YOUR INSTRUCTIONS:
Restate the records that follow word for word; no pictures should appear.

START DATA IN THIS EXERCISE

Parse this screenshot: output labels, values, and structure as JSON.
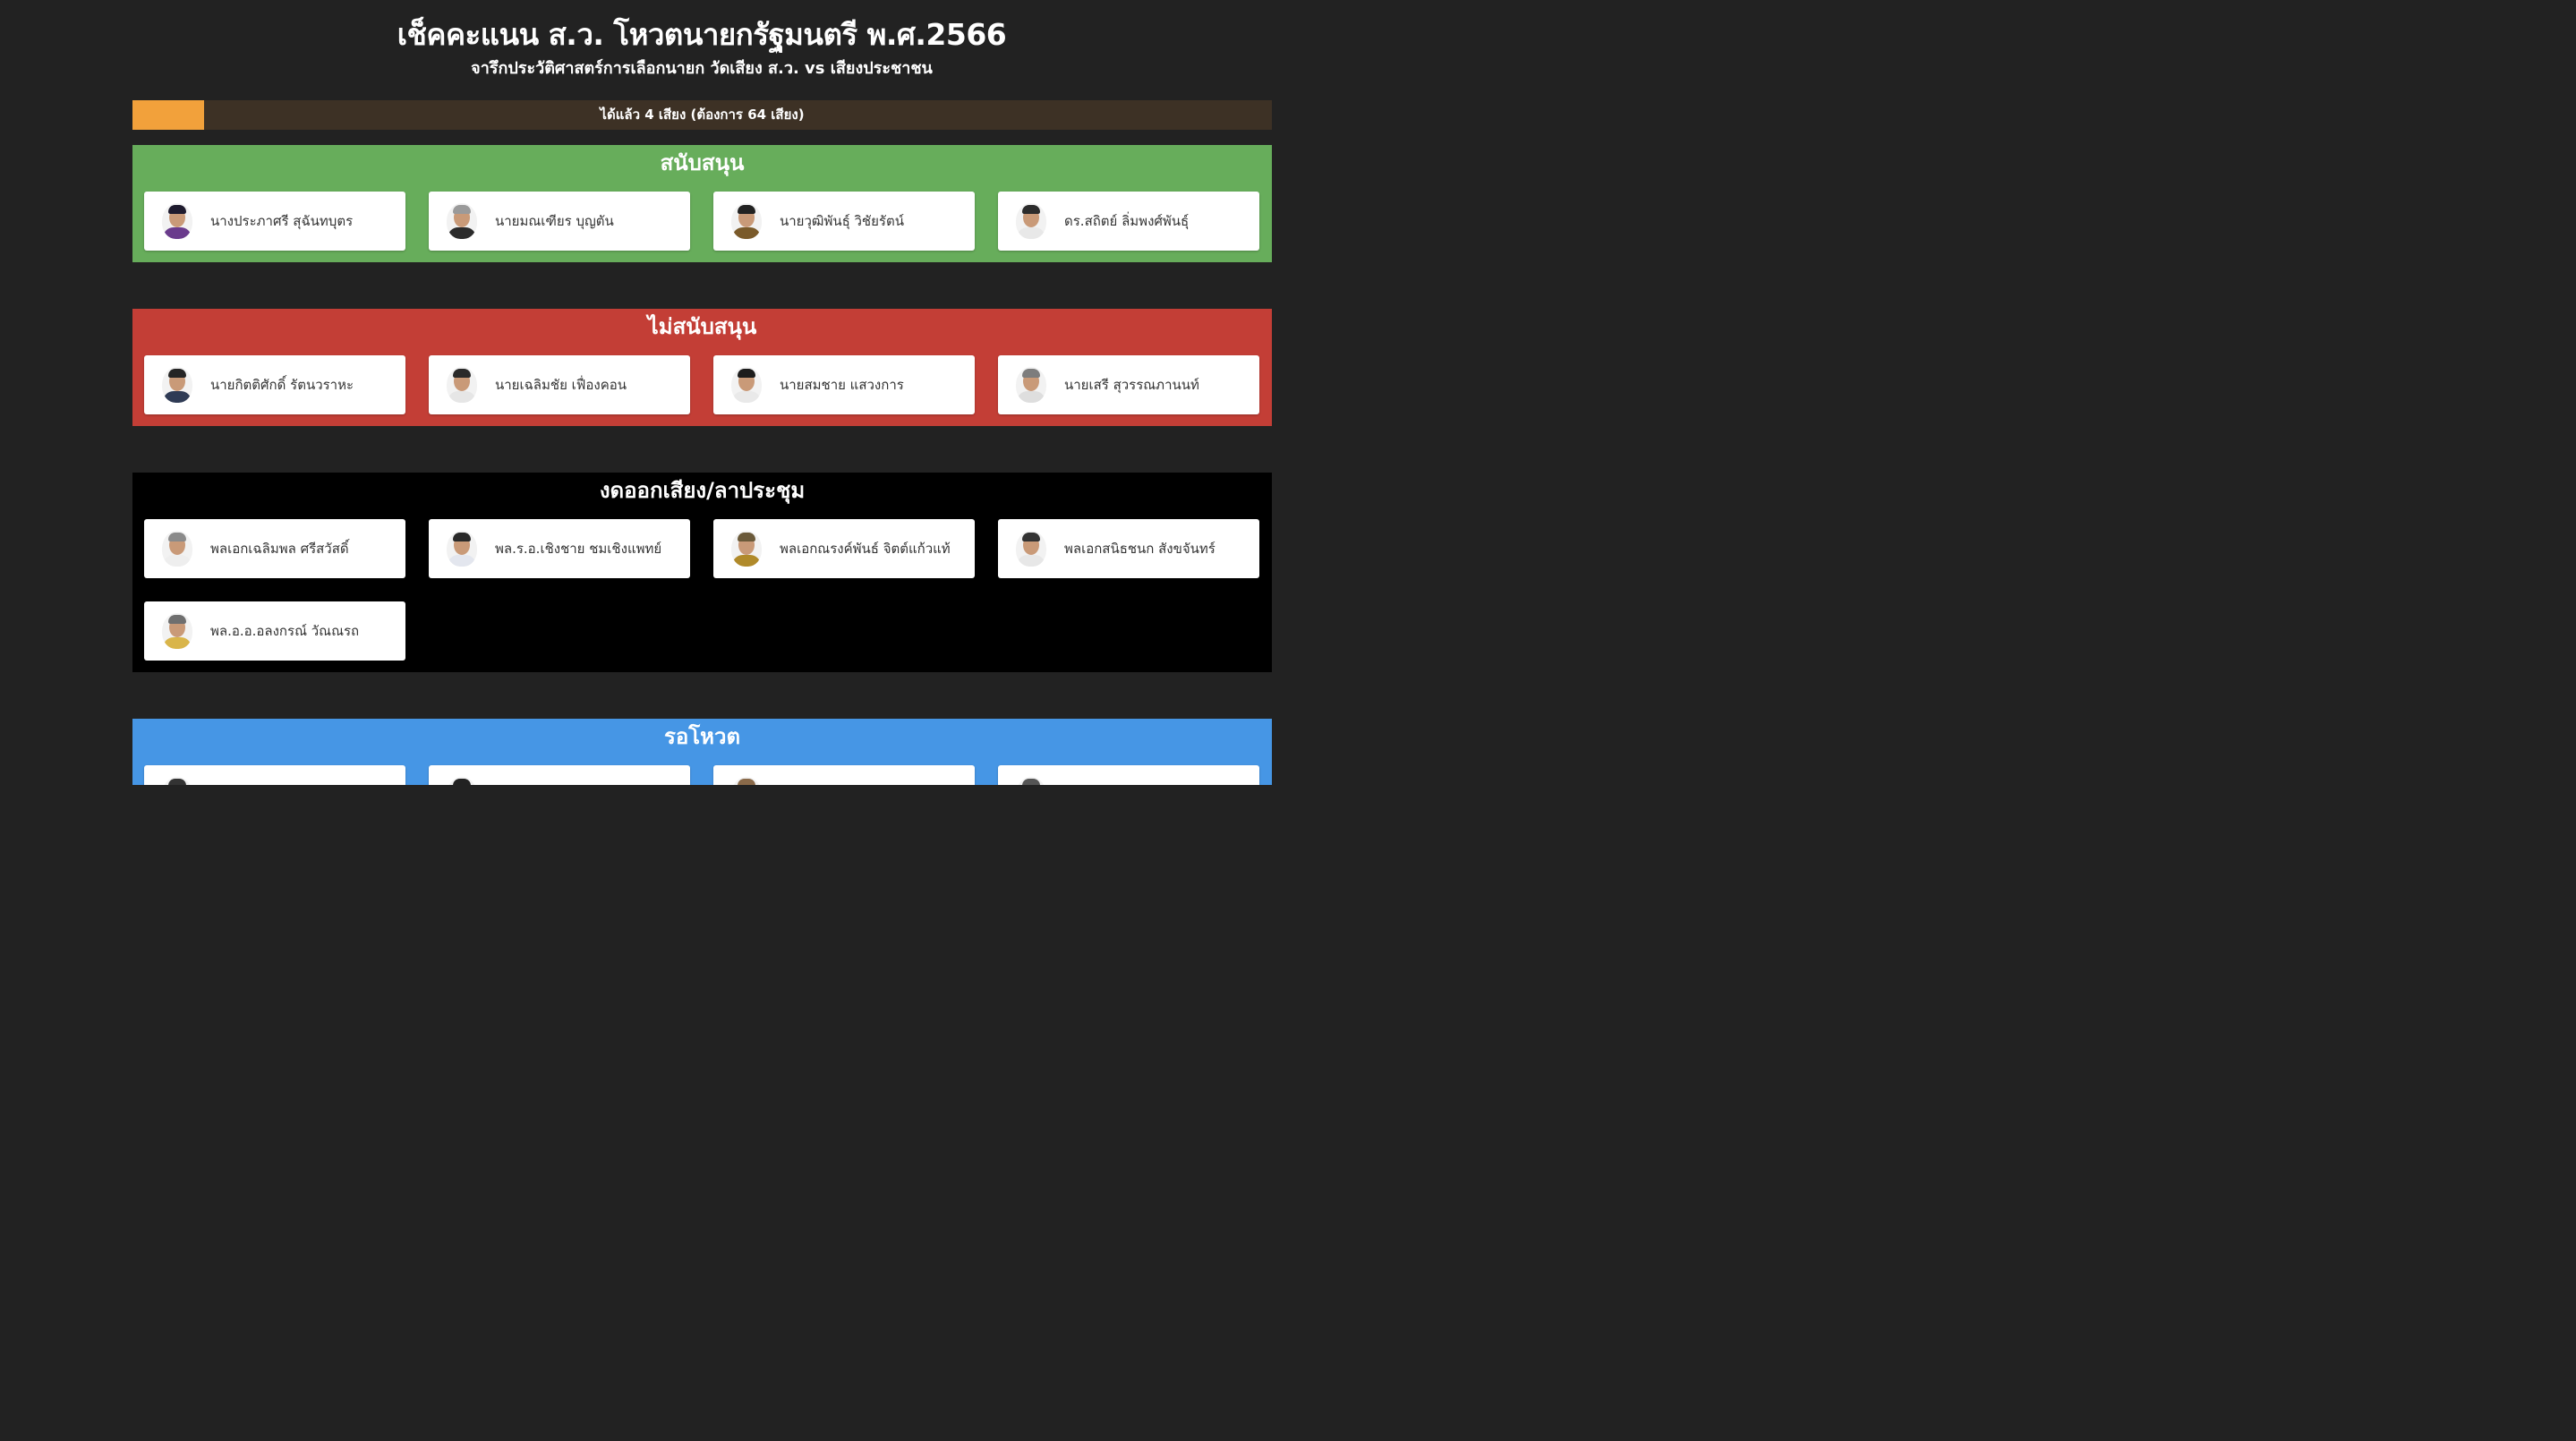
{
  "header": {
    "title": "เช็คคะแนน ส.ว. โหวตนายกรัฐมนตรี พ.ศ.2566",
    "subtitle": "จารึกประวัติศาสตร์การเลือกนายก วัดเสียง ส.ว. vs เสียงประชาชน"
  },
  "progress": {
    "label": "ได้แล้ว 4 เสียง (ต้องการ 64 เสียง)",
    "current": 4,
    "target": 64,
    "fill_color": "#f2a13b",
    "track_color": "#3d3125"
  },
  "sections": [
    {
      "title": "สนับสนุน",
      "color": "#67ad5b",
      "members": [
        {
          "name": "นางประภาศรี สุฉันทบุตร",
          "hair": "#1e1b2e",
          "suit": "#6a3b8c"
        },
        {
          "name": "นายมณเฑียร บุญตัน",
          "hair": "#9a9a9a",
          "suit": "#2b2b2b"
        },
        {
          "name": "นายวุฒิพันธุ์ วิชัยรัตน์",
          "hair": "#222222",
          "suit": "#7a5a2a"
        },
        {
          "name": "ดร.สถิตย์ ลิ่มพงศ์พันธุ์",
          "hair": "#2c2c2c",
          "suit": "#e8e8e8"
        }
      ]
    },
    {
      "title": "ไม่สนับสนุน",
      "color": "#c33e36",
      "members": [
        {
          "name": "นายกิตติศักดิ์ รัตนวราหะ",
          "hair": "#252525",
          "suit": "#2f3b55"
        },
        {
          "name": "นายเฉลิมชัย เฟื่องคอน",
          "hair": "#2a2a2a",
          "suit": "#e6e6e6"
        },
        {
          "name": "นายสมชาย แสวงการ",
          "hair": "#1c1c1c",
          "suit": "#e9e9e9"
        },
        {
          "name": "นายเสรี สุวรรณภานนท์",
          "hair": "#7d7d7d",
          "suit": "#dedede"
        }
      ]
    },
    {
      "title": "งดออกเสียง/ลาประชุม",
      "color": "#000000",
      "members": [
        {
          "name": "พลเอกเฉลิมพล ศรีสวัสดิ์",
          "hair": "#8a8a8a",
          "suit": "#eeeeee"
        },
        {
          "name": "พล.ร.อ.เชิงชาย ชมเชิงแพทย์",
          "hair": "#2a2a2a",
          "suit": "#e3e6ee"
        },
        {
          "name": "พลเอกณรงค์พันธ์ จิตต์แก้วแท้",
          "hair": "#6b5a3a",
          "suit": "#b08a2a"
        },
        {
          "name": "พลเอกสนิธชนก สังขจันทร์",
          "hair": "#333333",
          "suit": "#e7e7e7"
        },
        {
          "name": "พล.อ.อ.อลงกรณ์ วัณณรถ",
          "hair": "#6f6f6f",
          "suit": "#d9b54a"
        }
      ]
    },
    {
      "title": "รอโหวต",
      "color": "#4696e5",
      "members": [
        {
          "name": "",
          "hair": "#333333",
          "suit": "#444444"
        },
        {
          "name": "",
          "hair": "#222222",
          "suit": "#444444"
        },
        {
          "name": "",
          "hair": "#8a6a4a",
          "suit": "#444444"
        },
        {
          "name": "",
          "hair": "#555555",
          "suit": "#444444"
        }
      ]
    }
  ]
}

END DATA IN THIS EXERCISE

REPLY TO THE TASK:
Parse this screenshot: output labels, values, and structure as JSON.
{
  "header": {
    "title": "เช็คคะแนน ส.ว. โหวตนายกรัฐมนตรี พ.ศ.2566",
    "subtitle": "จารึกประวัติศาสตร์การเลือกนายก วัดเสียง ส.ว. vs เสียงประชาชน"
  },
  "progress": {
    "label": "ได้แล้ว 4 เสียง (ต้องการ 64 เสียง)",
    "current": 4,
    "target": 64,
    "fill_color": "#f2a13b",
    "track_color": "#3d3125"
  },
  "sections": [
    {
      "title": "สนับสนุน",
      "color": "#67ad5b",
      "members": [
        {
          "name": "นางประภาศรี สุฉันทบุตร",
          "hair": "#1e1b2e",
          "suit": "#6a3b8c"
        },
        {
          "name": "นายมณเฑียร บุญตัน",
          "hair": "#9a9a9a",
          "suit": "#2b2b2b"
        },
        {
          "name": "นายวุฒิพันธุ์ วิชัยรัตน์",
          "hair": "#222222",
          "suit": "#7a5a2a"
        },
        {
          "name": "ดร.สถิตย์ ลิ่มพงศ์พันธุ์",
          "hair": "#2c2c2c",
          "suit": "#e8e8e8"
        }
      ]
    },
    {
      "title": "ไม่สนับสนุน",
      "color": "#c33e36",
      "members": [
        {
          "name": "นายกิตติศักดิ์ รัตนวราหะ",
          "hair": "#252525",
          "suit": "#2f3b55"
        },
        {
          "name": "นายเฉลิมชัย เฟื่องคอน",
          "hair": "#2a2a2a",
          "suit": "#e6e6e6"
        },
        {
          "name": "นายสมชาย แสวงการ",
          "hair": "#1c1c1c",
          "suit": "#e9e9e9"
        },
        {
          "name": "นายเสรี สุวรรณภานนท์",
          "hair": "#7d7d7d",
          "suit": "#dedede"
        }
      ]
    },
    {
      "title": "งดออกเสียง/ลาประชุม",
      "color": "#000000",
      "members": [
        {
          "name": "พลเอกเฉลิมพล ศรีสวัสดิ์",
          "hair": "#8a8a8a",
          "suit": "#eeeeee"
        },
        {
          "name": "พล.ร.อ.เชิงชาย ชมเชิงแพทย์",
          "hair": "#2a2a2a",
          "suit": "#e3e6ee"
        },
        {
          "name": "พลเอกณรงค์พันธ์ จิตต์แก้วแท้",
          "hair": "#6b5a3a",
          "suit": "#b08a2a"
        },
        {
          "name": "พลเอกสนิธชนก สังขจันทร์",
          "hair": "#333333",
          "suit": "#e7e7e7"
        },
        {
          "name": "พล.อ.อ.อลงกรณ์ วัณณรถ",
          "hair": "#6f6f6f",
          "suit": "#d9b54a"
        }
      ]
    },
    {
      "title": "รอโหวต",
      "color": "#4696e5",
      "members": [
        {
          "name": "",
          "hair": "#333333",
          "suit": "#444444"
        },
        {
          "name": "",
          "hair": "#222222",
          "suit": "#444444"
        },
        {
          "name": "",
          "hair": "#8a6a4a",
          "suit": "#444444"
        },
        {
          "name": "",
          "hair": "#555555",
          "suit": "#444444"
        }
      ]
    }
  ]
}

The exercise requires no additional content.